And there will be, inevitably, the press. Strossen's an articulate but not humorless advocate for her cause, and it won't hurt that she's not the Woman in the Gray Flannel Suit -- she came to class today in a leather-skirted ensemble and pizzazzy jewelry. (She has also been known to don silver sequins and croon Edith Piaf songs in a nightclub on the Upper East Side.)

"Some smart lawyers may be good in court, but you wouldn't want to turn them loose on the Donahue show," Glasser says. "Nadine's not like that."

"She's able to be very strong in her views and very clear, but not confrontational," says author and columnist Nat Hentoff, who over the years has been both a friend and a critic of the organization, and has come to be an admirer of Strossen. During what he calls the ACLU's "civil war" over campus speech, in which some members argued that the First Amendment should not be construed to protect racist remarks, Strossen opposed any such speech codes, arguing that although colleges have a duty to explore the issues of bigotry, they may not silence bigots. "She just wouldn't budge during all that fighting," Hentoff says. The board eventually backed her position.

It's true, Strossen says; "I've been identified with a fairly classic definition of civil liberties," namely a "neutral posture" that insists on defending the rights of people regardless of their politics and that resists involving the ACLU in issues not directly related to civil liberties. It amuses Strossen to list some of the group's wildly disparate clients, from Oliver North and Lyn Nofziger to flag burners and antiabortion demonstrators, but the result is near-constant animosity from one source or another.

On the left, the ACLU takes flak from certain anti-pornography feminists (it says most porn is protected by the First Amendment), from supporters of the ABC child care bill (it would funnel federal money into churches in a way that would violate church-state separation, the ACLU argues), and from activists who want the group to get involved in poverty and "economic rights" issues. The right can generally be counted on to grow incensed over its support of abortion rights and its assertion that various components of the war on drugs violate the Fourth Amendment. Ed Meese once branded it "the criminals' lobby." And George Bush, of course, turned Michael Dukakis's proud assertion that he was "a card-carrying member of the ACLU" into a serious political liability.

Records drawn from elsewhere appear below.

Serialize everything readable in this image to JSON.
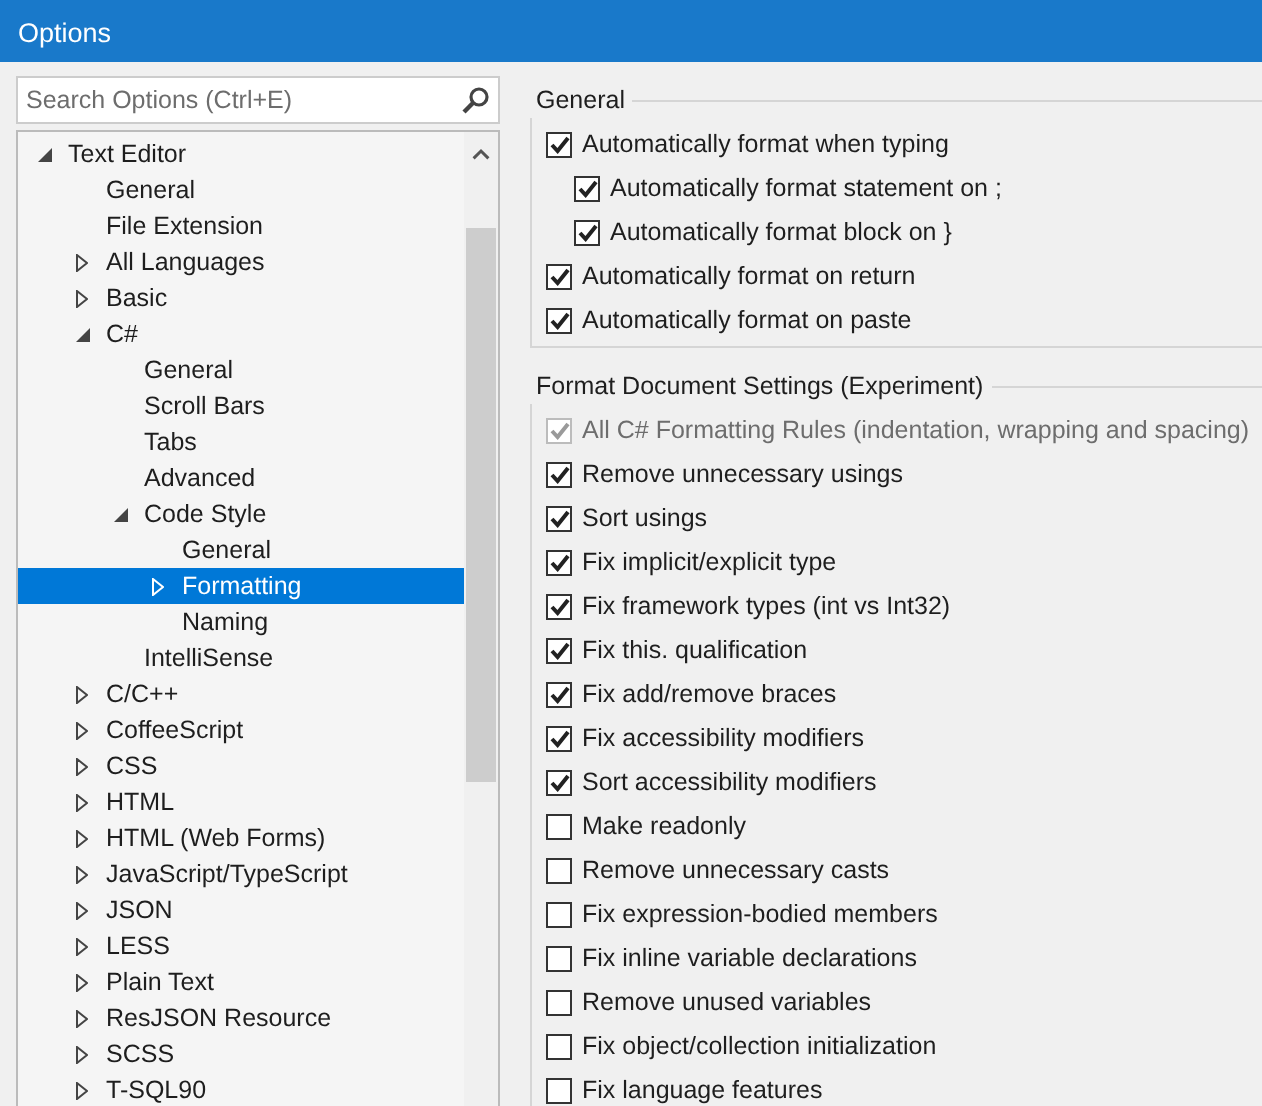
{
  "window": {
    "title": "Options"
  },
  "search": {
    "placeholder": "Search Options (Ctrl+E)"
  },
  "tree": [
    {
      "label": "Text Editor",
      "expanded": true,
      "selected": false,
      "children": [
        {
          "label": "General",
          "selected": false
        },
        {
          "label": "File Extension",
          "selected": false
        },
        {
          "label": "All Languages",
          "expanded": false,
          "selected": false
        },
        {
          "label": "Basic",
          "expanded": false,
          "selected": false
        },
        {
          "label": "C#",
          "expanded": true,
          "selected": false,
          "children": [
            {
              "label": "General",
              "selected": false
            },
            {
              "label": "Scroll Bars",
              "selected": false
            },
            {
              "label": "Tabs",
              "selected": false
            },
            {
              "label": "Advanced",
              "selected": false
            },
            {
              "label": "Code Style",
              "expanded": true,
              "selected": false,
              "children": [
                {
                  "label": "General",
                  "selected": false
                },
                {
                  "label": "Formatting",
                  "expanded": false,
                  "selected": true
                },
                {
                  "label": "Naming",
                  "selected": false
                }
              ]
            },
            {
              "label": "IntelliSense",
              "selected": false
            }
          ]
        },
        {
          "label": "C/C++",
          "expanded": false,
          "selected": false
        },
        {
          "label": "CoffeeScript",
          "expanded": false,
          "selected": false
        },
        {
          "label": "CSS",
          "expanded": false,
          "selected": false
        },
        {
          "label": "HTML",
          "expanded": false,
          "selected": false
        },
        {
          "label": "HTML (Web Forms)",
          "expanded": false,
          "selected": false
        },
        {
          "label": "JavaScript/TypeScript",
          "expanded": false,
          "selected": false
        },
        {
          "label": "JSON",
          "expanded": false,
          "selected": false
        },
        {
          "label": "LESS",
          "expanded": false,
          "selected": false
        },
        {
          "label": "Plain Text",
          "expanded": false,
          "selected": false
        },
        {
          "label": "ResJSON Resource",
          "expanded": false,
          "selected": false
        },
        {
          "label": "SCSS",
          "expanded": false,
          "selected": false
        },
        {
          "label": "T-SQL90",
          "expanded": false,
          "selected": false
        }
      ]
    }
  ],
  "groups": [
    {
      "title": "General",
      "options": [
        {
          "label": "Automatically format when typing",
          "checked": true,
          "disabled": false,
          "children": [
            {
              "label": "Automatically format statement on ;",
              "checked": true,
              "disabled": false
            },
            {
              "label": "Automatically format block on }",
              "checked": true,
              "disabled": false
            }
          ]
        },
        {
          "label": "Automatically format on return",
          "checked": true,
          "disabled": false
        },
        {
          "label": "Automatically format on paste",
          "checked": true,
          "disabled": false
        }
      ]
    },
    {
      "title": "Format Document Settings (Experiment)",
      "options": [
        {
          "label": "All C# Formatting Rules (indentation, wrapping and spacing)",
          "checked": true,
          "disabled": true
        },
        {
          "label": "Remove unnecessary usings",
          "checked": true,
          "disabled": false
        },
        {
          "label": "Sort usings",
          "checked": true,
          "disabled": false
        },
        {
          "label": "Fix implicit/explicit type",
          "checked": true,
          "disabled": false
        },
        {
          "label": "Fix framework types (int vs Int32)",
          "checked": true,
          "disabled": false
        },
        {
          "label": "Fix this. qualification",
          "checked": true,
          "disabled": false
        },
        {
          "label": "Fix add/remove braces",
          "checked": true,
          "disabled": false
        },
        {
          "label": "Fix accessibility modifiers",
          "checked": true,
          "disabled": false
        },
        {
          "label": "Sort accessibility modifiers",
          "checked": true,
          "disabled": false
        },
        {
          "label": "Make readonly",
          "checked": false,
          "disabled": false
        },
        {
          "label": "Remove unnecessary casts",
          "checked": false,
          "disabled": false
        },
        {
          "label": "Fix expression-bodied members",
          "checked": false,
          "disabled": false
        },
        {
          "label": "Fix inline variable declarations",
          "checked": false,
          "disabled": false
        },
        {
          "label": "Remove unused variables",
          "checked": false,
          "disabled": false
        },
        {
          "label": "Fix object/collection initialization",
          "checked": false,
          "disabled": false
        },
        {
          "label": "Fix language features",
          "checked": false,
          "disabled": false
        }
      ]
    }
  ]
}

Much as the Reagan years and what staffers call "the Bush-bashing" helped increase ACLU membership -- it was about 150,000 at the end of the '70s, jumped to 200,000 after Reagan's election and rose by another 50,000 in 1988 -- the organization seems a bit nervous these days. It is broadening its emphasis from litigation, which dominated its agenda 20 years ago, to lobbying (its once-marginal Washington office now has 20 staffers) and most recently public education, a department that has grown from two to 14 people in three years.

Says Glasser: "We have come to believe, as our predecessors did not, that if you fall too far behind public opinion, if the jealousy about guarding individual liberties is not alive and fresh in people's hearts, you have less chance of prevailing in courts and you sure can't prevail in legislatures. ... There was almost an arrogance. ... People actually used to say '{Screw} 'em. They pass a bad law on Monday, we'll go to court and knock it down on Tuesday.' ... It was a mistake to neglect public opinion."

This realization coincides nicely with the advent of Nadine Strossen.

Selling the Bill of Rights, even on the 200th anniversary of its ratification, is not always simple; show copies to any hundred-or-so Americans cruising a shopping mall and a significant number will find the document highly suspicious.

"It's inherent in the nature of the Bill of Rights, which is to protect against the tyranny of the majority," Strossen acknowledges.

So Strossen, Glasser et al. plan to keep harping on the notion of civil liberties' "indivisibility," which roughly translates as: If they can get you, they can get me.

"You know when people realize it? When their own rights are threatened," Strossen says. "People who brag about the fact that they'd never join the ACLU have no hesitation in contacting us when they're facing indictment."